• [Input data]
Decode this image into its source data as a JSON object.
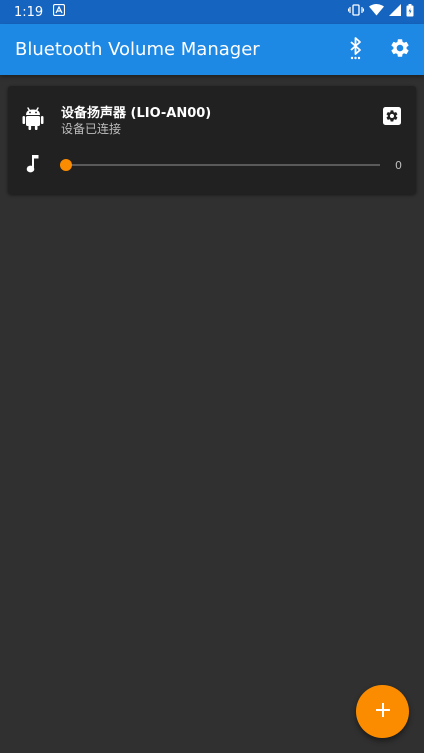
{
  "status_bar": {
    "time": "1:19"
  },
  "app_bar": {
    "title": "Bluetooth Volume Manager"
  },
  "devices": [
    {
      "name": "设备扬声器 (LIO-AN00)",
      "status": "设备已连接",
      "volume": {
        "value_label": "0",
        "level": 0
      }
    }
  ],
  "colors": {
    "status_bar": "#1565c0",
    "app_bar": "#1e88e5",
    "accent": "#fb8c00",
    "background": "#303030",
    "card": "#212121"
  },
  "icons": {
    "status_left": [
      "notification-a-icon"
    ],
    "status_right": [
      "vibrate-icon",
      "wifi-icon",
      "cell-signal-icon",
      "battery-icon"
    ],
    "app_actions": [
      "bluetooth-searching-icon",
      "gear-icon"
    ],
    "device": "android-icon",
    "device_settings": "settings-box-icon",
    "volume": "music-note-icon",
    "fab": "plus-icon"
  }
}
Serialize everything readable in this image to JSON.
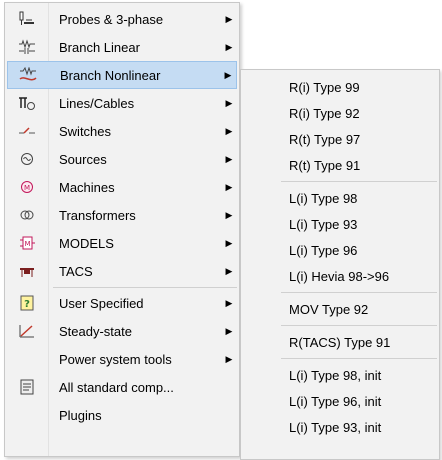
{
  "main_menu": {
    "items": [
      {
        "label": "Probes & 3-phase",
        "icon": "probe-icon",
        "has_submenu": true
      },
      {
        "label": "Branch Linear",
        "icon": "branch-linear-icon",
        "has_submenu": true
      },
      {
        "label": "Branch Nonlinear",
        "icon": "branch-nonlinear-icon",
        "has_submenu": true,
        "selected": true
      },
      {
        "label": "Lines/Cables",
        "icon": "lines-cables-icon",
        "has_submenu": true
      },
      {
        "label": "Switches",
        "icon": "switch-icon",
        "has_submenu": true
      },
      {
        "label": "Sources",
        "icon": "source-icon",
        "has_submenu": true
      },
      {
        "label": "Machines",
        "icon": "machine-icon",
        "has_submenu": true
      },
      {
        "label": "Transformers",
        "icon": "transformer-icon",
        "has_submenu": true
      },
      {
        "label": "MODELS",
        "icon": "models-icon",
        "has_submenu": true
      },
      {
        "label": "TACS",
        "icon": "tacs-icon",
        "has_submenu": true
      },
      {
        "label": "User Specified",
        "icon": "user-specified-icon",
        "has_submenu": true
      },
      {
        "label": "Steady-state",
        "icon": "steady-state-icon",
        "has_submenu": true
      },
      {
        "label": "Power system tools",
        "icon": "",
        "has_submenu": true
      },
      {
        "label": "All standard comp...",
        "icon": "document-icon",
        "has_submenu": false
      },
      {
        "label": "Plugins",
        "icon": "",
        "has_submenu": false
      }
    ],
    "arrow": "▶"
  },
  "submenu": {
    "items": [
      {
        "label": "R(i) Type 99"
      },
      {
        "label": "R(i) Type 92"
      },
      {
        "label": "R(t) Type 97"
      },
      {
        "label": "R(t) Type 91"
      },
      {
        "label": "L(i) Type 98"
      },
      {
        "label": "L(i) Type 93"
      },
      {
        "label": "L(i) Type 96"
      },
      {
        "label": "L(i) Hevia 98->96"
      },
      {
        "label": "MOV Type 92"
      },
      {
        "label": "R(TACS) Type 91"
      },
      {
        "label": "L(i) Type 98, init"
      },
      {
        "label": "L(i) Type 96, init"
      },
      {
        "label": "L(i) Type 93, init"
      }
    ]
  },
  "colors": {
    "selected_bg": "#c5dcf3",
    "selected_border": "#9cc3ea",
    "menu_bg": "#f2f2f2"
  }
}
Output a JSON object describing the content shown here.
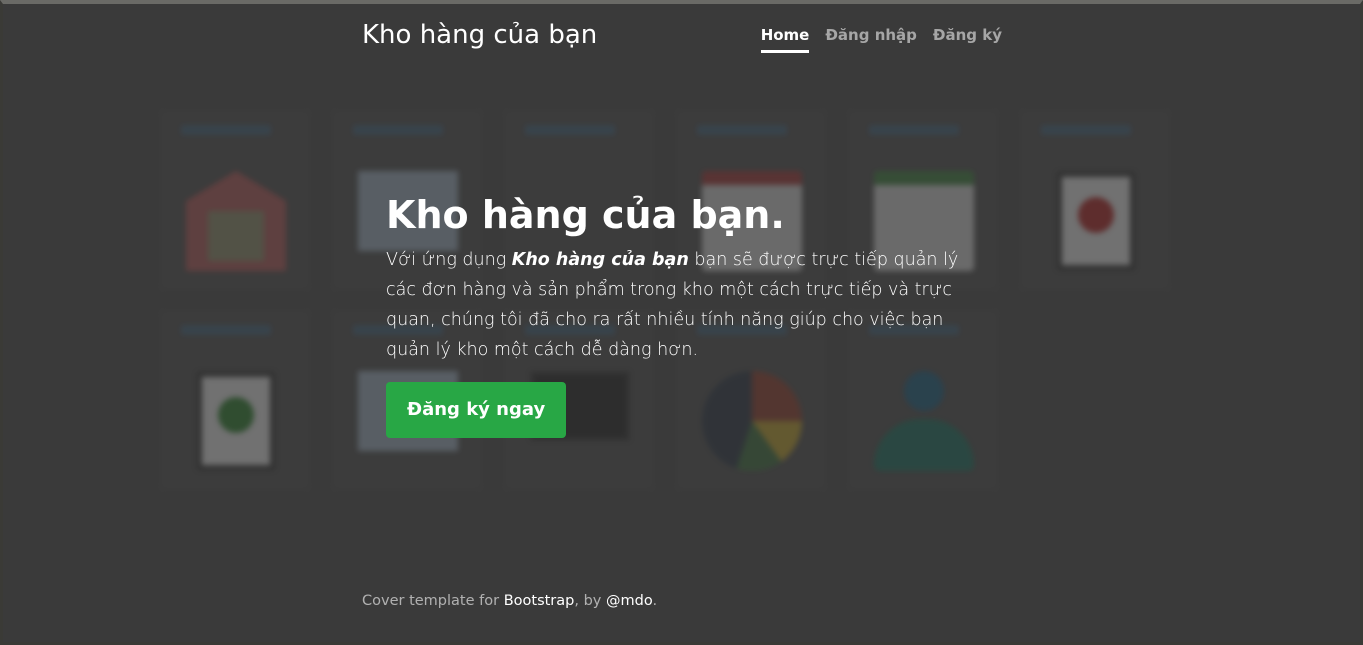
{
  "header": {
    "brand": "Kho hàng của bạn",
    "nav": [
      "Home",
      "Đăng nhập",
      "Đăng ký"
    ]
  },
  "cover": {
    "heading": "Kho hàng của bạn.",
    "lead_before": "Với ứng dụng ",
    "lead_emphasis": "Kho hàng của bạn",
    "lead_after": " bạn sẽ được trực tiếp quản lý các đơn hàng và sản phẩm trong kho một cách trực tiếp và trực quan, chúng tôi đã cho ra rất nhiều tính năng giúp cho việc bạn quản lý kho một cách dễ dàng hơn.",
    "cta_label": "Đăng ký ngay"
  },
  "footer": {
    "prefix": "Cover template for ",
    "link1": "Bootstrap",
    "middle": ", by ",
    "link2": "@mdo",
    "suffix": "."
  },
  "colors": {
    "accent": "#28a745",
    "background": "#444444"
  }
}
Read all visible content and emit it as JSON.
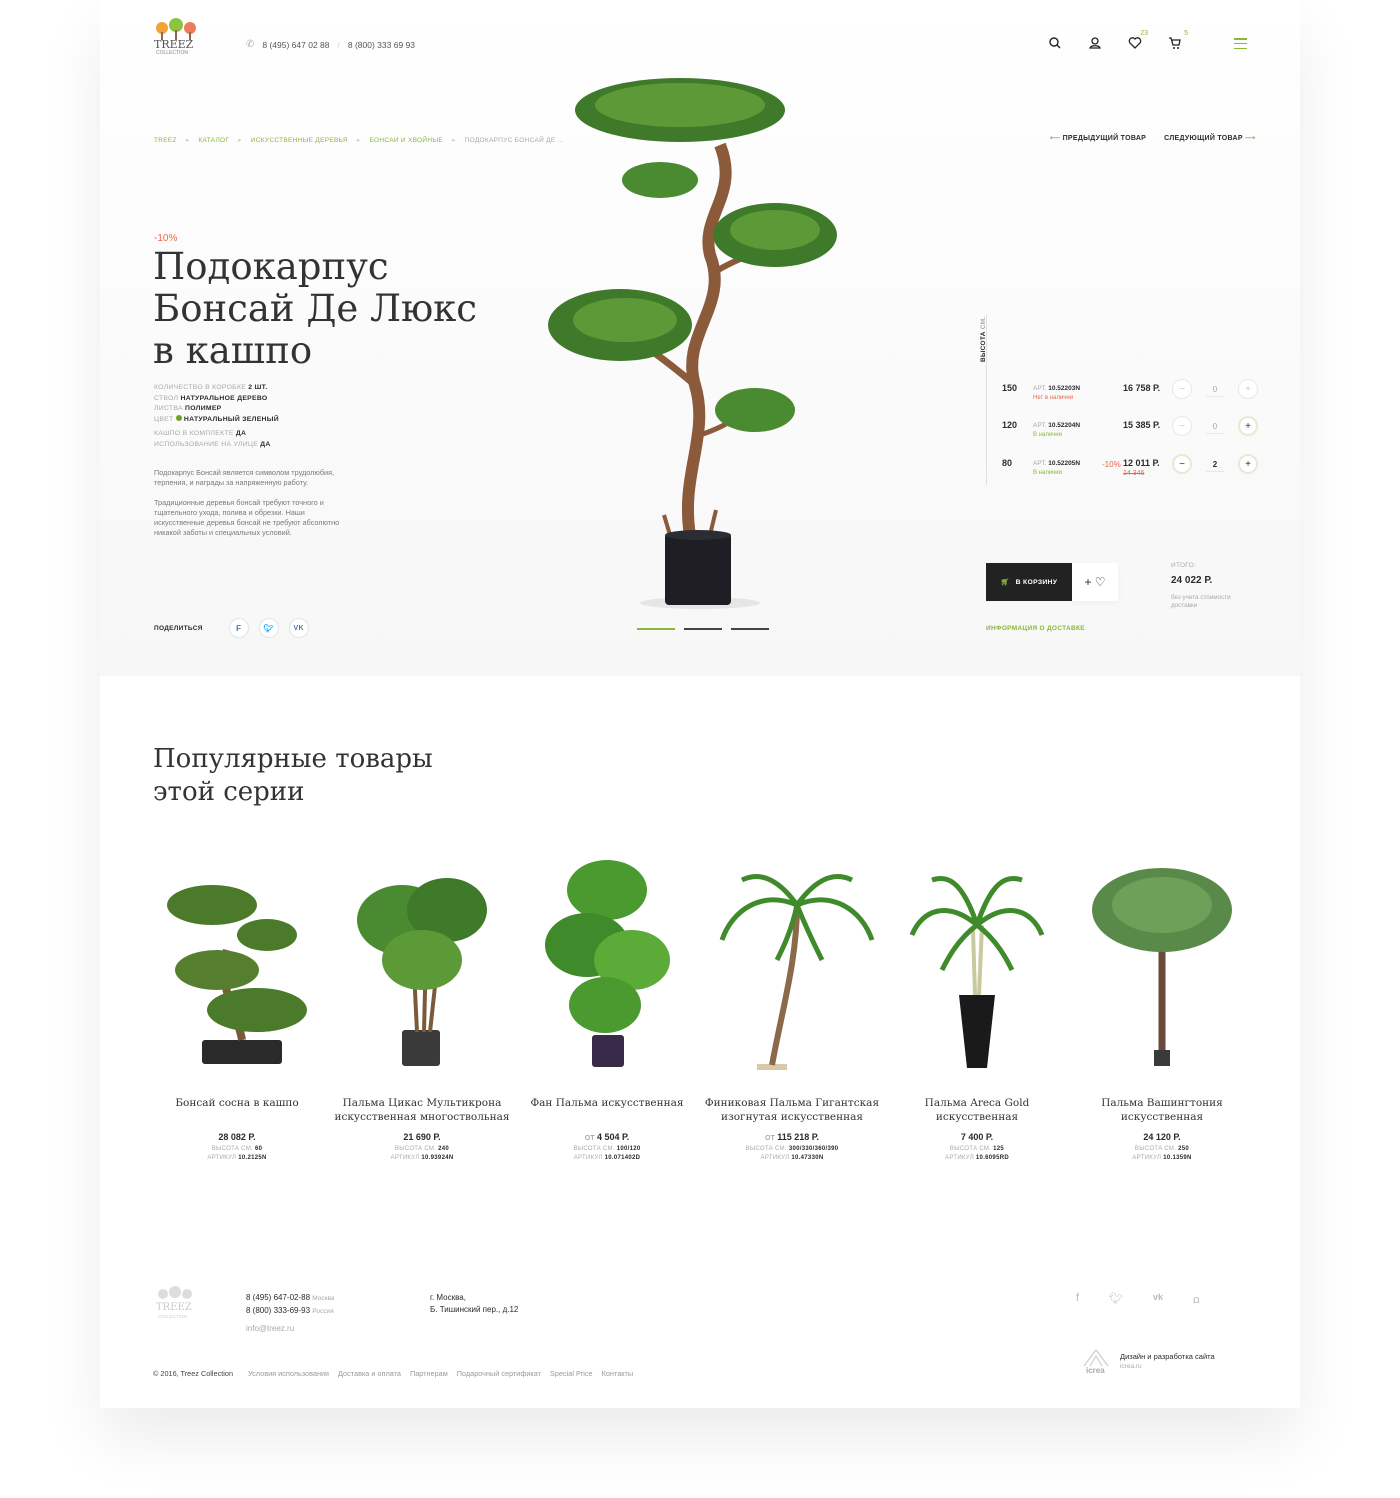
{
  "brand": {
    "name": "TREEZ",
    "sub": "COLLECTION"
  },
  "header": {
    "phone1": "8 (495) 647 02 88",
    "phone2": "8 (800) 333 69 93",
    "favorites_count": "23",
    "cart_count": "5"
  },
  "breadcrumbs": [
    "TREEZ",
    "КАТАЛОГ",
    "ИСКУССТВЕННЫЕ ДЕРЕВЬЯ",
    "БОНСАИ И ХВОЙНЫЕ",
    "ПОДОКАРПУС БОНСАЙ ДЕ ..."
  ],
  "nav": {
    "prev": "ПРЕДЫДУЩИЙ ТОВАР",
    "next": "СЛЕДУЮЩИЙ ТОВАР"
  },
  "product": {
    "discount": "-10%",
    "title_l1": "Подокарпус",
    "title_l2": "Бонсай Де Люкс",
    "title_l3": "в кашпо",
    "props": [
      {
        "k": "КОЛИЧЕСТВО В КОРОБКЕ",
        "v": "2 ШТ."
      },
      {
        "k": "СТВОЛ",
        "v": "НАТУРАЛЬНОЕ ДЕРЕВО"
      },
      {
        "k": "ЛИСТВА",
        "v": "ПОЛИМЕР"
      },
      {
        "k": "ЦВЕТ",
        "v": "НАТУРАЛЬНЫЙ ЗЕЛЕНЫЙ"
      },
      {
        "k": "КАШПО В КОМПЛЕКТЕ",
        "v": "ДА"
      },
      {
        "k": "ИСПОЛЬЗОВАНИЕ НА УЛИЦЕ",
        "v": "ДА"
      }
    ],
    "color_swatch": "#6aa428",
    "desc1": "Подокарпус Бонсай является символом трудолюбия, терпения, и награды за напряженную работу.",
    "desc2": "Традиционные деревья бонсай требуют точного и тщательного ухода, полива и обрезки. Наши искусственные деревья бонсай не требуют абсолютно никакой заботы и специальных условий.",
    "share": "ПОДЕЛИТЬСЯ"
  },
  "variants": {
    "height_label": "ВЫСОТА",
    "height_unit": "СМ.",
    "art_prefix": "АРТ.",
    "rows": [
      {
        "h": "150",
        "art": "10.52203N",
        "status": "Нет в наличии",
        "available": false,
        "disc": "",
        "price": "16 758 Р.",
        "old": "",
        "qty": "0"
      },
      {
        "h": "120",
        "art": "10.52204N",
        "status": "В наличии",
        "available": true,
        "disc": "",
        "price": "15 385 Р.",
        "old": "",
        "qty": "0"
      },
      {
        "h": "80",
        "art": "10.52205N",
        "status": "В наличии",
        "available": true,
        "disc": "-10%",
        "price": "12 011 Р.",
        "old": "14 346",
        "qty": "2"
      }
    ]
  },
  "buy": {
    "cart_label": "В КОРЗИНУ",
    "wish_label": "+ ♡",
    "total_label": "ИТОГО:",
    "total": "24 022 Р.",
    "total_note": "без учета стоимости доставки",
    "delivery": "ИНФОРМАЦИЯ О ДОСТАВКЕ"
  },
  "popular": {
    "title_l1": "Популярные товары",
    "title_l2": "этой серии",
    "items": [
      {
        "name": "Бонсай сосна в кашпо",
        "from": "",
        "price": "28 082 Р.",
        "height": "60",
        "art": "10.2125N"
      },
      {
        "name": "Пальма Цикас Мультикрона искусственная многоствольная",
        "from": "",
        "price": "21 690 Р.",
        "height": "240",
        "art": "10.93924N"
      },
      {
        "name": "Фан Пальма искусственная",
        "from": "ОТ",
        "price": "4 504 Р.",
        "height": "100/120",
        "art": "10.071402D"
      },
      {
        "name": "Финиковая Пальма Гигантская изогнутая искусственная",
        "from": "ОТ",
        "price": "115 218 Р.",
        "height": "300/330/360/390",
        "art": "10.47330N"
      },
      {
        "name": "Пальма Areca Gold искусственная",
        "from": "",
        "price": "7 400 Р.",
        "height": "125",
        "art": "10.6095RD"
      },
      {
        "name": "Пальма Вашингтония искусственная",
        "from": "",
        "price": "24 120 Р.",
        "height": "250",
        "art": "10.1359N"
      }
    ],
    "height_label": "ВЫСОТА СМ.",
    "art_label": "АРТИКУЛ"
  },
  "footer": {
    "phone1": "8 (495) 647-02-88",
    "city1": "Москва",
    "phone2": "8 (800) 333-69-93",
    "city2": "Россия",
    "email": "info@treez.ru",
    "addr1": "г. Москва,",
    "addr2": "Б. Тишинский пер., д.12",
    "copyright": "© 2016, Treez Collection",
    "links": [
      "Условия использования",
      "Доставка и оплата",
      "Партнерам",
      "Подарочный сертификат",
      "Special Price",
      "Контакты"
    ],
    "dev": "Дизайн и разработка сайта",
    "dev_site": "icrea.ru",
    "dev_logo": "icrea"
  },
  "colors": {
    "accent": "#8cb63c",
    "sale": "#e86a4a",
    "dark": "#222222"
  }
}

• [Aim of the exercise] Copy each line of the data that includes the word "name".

• [Response area]
      "name": "设备扬声器 (LIO-AN00)",
    "name": "TREEZ",
        "name": "Бонсай сосна в кашпо",
        "name": "Пальма Цикас Мультикрона искусственная многоствольная",
        "name": "Фан Пальма искусственная",
        "name": "Финиковая Пальма Гигантская изогнутая искусственная",
        "name": "Пальма Areca Gold искусственная",
        "name": "Пальма Вашингтония искусственная",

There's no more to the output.